Page and application data records
+===+

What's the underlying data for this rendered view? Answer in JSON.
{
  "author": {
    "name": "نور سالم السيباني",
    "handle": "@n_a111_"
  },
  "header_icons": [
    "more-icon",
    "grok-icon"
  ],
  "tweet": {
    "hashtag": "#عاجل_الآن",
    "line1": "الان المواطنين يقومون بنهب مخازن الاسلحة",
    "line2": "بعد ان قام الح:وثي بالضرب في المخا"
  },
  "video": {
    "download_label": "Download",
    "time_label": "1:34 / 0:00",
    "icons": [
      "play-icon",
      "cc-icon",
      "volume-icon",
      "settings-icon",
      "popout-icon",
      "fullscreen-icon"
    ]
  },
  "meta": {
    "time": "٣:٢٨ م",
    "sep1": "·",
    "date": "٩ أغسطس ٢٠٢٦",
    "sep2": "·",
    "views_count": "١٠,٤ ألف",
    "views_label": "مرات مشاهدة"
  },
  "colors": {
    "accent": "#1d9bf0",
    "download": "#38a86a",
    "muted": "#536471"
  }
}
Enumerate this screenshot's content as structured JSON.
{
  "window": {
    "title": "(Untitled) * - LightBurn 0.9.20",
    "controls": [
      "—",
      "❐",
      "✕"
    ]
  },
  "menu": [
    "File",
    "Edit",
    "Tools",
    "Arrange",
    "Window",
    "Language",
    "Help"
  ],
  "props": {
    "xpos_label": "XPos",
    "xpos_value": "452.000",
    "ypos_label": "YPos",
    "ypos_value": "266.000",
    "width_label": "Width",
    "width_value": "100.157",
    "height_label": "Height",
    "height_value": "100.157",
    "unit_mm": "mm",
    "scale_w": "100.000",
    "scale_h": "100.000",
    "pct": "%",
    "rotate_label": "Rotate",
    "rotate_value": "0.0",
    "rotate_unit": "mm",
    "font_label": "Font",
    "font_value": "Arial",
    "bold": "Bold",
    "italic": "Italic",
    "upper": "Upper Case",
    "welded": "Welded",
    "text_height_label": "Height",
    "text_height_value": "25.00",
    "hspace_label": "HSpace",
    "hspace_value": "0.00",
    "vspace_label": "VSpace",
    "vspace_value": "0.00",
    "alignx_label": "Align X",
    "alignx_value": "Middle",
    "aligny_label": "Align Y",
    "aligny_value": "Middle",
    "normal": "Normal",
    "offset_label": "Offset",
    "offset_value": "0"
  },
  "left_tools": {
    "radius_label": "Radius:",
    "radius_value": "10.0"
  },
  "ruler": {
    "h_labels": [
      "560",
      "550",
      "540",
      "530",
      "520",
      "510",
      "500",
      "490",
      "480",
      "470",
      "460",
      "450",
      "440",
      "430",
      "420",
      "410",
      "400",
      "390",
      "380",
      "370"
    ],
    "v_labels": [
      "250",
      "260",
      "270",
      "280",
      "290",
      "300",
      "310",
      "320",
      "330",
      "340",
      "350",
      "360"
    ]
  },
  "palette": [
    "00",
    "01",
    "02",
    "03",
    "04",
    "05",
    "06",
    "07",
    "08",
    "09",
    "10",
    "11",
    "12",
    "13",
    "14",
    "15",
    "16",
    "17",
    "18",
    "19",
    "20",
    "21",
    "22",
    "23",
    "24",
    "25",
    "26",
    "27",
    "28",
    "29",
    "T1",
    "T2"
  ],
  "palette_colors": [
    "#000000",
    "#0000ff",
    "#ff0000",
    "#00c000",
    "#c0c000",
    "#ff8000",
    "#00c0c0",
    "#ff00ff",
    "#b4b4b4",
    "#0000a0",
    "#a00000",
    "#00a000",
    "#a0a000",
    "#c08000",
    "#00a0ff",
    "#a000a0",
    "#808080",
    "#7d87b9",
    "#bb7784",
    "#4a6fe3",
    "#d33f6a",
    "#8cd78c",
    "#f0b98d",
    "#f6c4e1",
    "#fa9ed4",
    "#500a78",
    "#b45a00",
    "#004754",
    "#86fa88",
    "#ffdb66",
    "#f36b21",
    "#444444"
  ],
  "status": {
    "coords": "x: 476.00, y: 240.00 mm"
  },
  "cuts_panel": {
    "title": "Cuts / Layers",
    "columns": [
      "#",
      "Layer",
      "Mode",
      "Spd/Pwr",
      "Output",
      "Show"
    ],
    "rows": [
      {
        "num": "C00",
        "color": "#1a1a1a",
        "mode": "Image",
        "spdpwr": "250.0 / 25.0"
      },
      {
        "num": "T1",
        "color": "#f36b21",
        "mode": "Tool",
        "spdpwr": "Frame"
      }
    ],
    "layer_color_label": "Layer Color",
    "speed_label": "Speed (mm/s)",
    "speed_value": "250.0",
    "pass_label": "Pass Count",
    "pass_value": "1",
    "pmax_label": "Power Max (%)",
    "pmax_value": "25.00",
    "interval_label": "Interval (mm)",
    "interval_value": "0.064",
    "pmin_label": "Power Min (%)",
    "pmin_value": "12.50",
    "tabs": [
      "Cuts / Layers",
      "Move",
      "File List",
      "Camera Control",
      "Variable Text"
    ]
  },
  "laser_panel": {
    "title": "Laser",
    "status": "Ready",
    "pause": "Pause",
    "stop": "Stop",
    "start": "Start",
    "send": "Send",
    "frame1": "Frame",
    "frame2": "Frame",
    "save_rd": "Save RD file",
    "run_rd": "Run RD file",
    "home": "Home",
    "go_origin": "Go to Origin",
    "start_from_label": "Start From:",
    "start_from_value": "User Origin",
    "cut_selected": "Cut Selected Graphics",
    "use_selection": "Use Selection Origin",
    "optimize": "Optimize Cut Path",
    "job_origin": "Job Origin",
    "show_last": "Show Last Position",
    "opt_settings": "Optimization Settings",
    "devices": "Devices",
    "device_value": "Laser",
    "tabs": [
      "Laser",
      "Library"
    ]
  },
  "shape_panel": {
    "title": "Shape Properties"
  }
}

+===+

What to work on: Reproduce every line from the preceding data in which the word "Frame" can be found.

Written response:
        "spdpwr": "Frame"
    "frame1": "Frame",
    "frame2": "Frame",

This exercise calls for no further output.